Aim of the task:
Would you please restate every record exactly as written?

*** Source data ***

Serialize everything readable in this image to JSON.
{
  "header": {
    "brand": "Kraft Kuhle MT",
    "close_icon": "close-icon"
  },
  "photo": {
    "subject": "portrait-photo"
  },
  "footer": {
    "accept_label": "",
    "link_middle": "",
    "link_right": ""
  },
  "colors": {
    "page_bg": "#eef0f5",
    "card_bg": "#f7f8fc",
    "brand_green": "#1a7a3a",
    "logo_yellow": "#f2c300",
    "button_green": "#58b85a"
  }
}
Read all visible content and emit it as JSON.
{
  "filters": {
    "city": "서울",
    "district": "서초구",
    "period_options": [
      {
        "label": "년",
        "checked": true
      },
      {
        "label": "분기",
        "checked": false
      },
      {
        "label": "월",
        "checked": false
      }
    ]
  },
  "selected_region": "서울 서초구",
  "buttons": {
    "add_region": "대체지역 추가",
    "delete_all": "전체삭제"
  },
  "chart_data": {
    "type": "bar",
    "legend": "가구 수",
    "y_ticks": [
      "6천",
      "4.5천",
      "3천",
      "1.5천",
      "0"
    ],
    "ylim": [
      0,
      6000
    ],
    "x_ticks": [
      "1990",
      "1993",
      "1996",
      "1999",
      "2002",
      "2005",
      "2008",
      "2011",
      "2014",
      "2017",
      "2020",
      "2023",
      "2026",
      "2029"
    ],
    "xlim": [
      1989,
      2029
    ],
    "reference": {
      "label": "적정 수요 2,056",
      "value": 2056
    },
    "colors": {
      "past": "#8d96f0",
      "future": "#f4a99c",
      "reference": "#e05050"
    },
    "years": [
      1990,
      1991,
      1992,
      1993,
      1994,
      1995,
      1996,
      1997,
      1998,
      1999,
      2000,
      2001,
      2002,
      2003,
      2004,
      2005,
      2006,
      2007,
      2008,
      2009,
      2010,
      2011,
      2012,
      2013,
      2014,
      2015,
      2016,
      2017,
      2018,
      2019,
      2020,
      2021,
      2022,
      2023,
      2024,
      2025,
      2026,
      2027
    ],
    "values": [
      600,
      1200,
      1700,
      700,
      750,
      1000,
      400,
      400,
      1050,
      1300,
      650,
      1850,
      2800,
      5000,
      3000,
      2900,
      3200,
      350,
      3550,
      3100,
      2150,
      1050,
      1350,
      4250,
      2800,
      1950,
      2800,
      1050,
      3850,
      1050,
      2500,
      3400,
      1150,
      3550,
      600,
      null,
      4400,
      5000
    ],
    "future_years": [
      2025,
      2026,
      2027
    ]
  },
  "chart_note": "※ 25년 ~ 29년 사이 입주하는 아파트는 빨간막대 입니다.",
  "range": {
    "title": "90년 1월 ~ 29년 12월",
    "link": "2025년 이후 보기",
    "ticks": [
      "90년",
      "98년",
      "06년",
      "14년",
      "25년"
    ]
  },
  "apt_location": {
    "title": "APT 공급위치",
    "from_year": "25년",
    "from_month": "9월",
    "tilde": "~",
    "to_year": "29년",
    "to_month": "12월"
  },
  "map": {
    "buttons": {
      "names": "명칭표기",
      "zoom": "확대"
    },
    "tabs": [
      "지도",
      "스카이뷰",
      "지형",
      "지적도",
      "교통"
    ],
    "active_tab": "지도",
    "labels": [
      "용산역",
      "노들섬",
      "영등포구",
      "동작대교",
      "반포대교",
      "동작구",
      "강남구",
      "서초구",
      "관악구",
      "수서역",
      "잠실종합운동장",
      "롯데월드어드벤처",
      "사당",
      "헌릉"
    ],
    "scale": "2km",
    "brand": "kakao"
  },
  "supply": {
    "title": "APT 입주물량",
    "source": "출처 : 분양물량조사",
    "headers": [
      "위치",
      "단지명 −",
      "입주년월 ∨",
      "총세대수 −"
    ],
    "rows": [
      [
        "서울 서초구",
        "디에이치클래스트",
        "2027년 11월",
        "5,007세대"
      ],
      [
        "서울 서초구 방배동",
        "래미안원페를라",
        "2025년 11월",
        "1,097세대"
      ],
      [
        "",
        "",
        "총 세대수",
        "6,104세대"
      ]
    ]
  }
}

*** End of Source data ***

Written answer:
Serialize everything readable in this image to JSON.
{
  "header": {
    "brand": "Kraft Kuhle MT",
    "close_icon": "close-icon"
  },
  "photo": {
    "subject": "portrait-photo"
  },
  "footer": {
    "accept_label": "",
    "link_middle": "",
    "link_right": ""
  },
  "colors": {
    "page_bg": "#eef0f5",
    "card_bg": "#f7f8fc",
    "brand_green": "#1a7a3a",
    "logo_yellow": "#f2c300",
    "button_green": "#58b85a"
  }
}
Read all visible content and emit it as JSON.
{
  "filters": {
    "city": "서울",
    "district": "서초구",
    "period_options": [
      {
        "label": "년",
        "checked": true
      },
      {
        "label": "분기",
        "checked": false
      },
      {
        "label": "월",
        "checked": false
      }
    ]
  },
  "selected_region": "서울 서초구",
  "buttons": {
    "add_region": "대체지역 추가",
    "delete_all": "전체삭제"
  },
  "chart_data": {
    "type": "bar",
    "legend": "가구 수",
    "y_ticks": [
      "6천",
      "4.5천",
      "3천",
      "1.5천",
      "0"
    ],
    "ylim": [
      0,
      6000
    ],
    "x_ticks": [
      "1990",
      "1993",
      "1996",
      "1999",
      "2002",
      "2005",
      "2008",
      "2011",
      "2014",
      "2017",
      "2020",
      "2023",
      "2026",
      "2029"
    ],
    "xlim": [
      1989,
      2029
    ],
    "reference": {
      "label": "적정 수요 2,056",
      "value": 2056
    },
    "colors": {
      "past": "#8d96f0",
      "future": "#f4a99c",
      "reference": "#e05050"
    },
    "years": [
      1990,
      1991,
      1992,
      1993,
      1994,
      1995,
      1996,
      1997,
      1998,
      1999,
      2000,
      2001,
      2002,
      2003,
      2004,
      2005,
      2006,
      2007,
      2008,
      2009,
      2010,
      2011,
      2012,
      2013,
      2014,
      2015,
      2016,
      2017,
      2018,
      2019,
      2020,
      2021,
      2022,
      2023,
      2024,
      2025,
      2026,
      2027
    ],
    "values": [
      600,
      1200,
      1700,
      700,
      750,
      1000,
      400,
      400,
      1050,
      1300,
      650,
      1850,
      2800,
      5000,
      3000,
      2900,
      3200,
      350,
      3550,
      3100,
      2150,
      1050,
      1350,
      4250,
      2800,
      1950,
      2800,
      1050,
      3850,
      1050,
      2500,
      3400,
      1150,
      3550,
      600,
      null,
      4400,
      5000
    ],
    "future_years": [
      2025,
      2026,
      2027
    ]
  },
  "chart_note": "※ 25년 ~ 29년 사이 입주하는 아파트는 빨간막대 입니다.",
  "range": {
    "title": "90년 1월 ~ 29년 12월",
    "link": "2025년 이후 보기",
    "ticks": [
      "90년",
      "98년",
      "06년",
      "14년",
      "25년"
    ]
  },
  "apt_location": {
    "title": "APT 공급위치",
    "from_year": "25년",
    "from_month": "9월",
    "tilde": "~",
    "to_year": "29년",
    "to_month": "12월"
  },
  "map": {
    "buttons": {
      "names": "명칭표기",
      "zoom": "확대"
    },
    "tabs": [
      "지도",
      "스카이뷰",
      "지형",
      "지적도",
      "교통"
    ],
    "active_tab": "지도",
    "labels": [
      "용산역",
      "노들섬",
      "영등포구",
      "동작대교",
      "반포대교",
      "동작구",
      "강남구",
      "서초구",
      "관악구",
      "수서역",
      "잠실종합운동장",
      "롯데월드어드벤처",
      "사당",
      "헌릉"
    ],
    "scale": "2km",
    "brand": "kakao"
  },
  "supply": {
    "title": "APT 입주물량",
    "source": "출처 : 분양물량조사",
    "headers": [
      "위치",
      "단지명 −",
      "입주년월 ∨",
      "총세대수 −"
    ],
    "rows": [
      [
        "서울 서초구",
        "디에이치클래스트",
        "2027년 11월",
        "5,007세대"
      ],
      [
        "서울 서초구 방배동",
        "래미안원페를라",
        "2025년 11월",
        "1,097세대"
      ],
      [
        "",
        "",
        "총 세대수",
        "6,104세대"
      ]
    ]
  }
}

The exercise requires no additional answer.